This book explores the emerging area of microtonality through an examination of the tuning theories of Erv Wilson. It is the first publication to offer a broad discussion of this influential theorist whose innovations have far-reaching ramifications for microtonal tuning systems. This study addresses the breadth and complexity of Wilson’s work by focusing on his microtonal keyboard designs as a means to investigate his tuning concepts and their practical applications. Narushima examines materials ranging from historical and experimental tunings to instrument design, as well as musical applications of mathematical theories and multidimensional geometry. The volume provides an analysis of some of Wilson’s most significant theoretical ideas, including the Scale Tree, Moments of Symmetry, Constant Structures, and Combination-Product Sets. These theories offer ways to conceptualize musical scales as patterns with structural integrity and whose shapes can be altered to produce infinitely varying forms. The book shows how these structural properties can be used to map scales onto a microtonal keyboard by providing step-by-step guidelines and clearly illustrated examples. Most importantly, it brings together theoretical and practical methods of tuning to enable composers, performers, and instrument designers to explore previously uncharted areas of microtonality, making a significant contribution to the fields of music theory, composition and music technology.

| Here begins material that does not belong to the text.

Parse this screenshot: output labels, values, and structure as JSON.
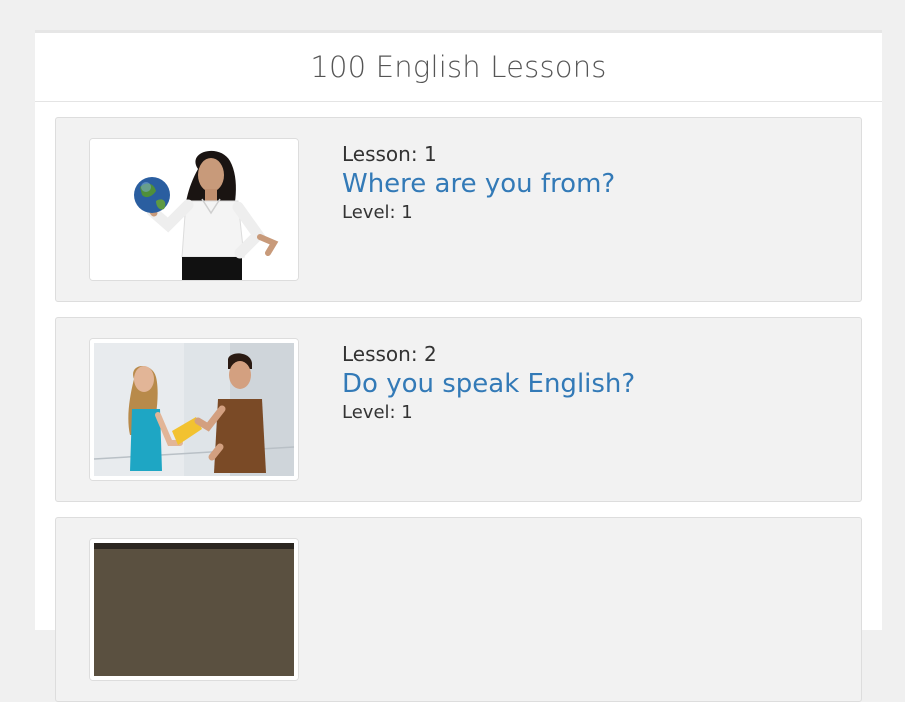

Table of Contents
1. Introduction: Microtonality and the Enigma of Erv Wilson 2. Microtonal Keyboards 3. Mapping Linear Scales on Wilson’s Generalized Keyboard 4. Moments of Symmetry and the Scale Tree 5. Mapping Constant Structures and Navigating New Pathways 6. Cross-Sets, Diamonds and Combination-Product Sets 7. Conclusion

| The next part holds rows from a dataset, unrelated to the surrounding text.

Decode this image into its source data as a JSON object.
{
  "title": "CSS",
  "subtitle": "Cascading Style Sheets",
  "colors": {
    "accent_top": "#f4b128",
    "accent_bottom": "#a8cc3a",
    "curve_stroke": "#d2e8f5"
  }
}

Terumi Narushima is a senior lecturer in music at the University of Wollongong, Australia. She is a composer, performer, and sound designer specialising in microtonal tuning systems. Her projects include acoustic and electronic music, works for film and theatre, and a research collaboration to develop microtonal flutes using 3D printing.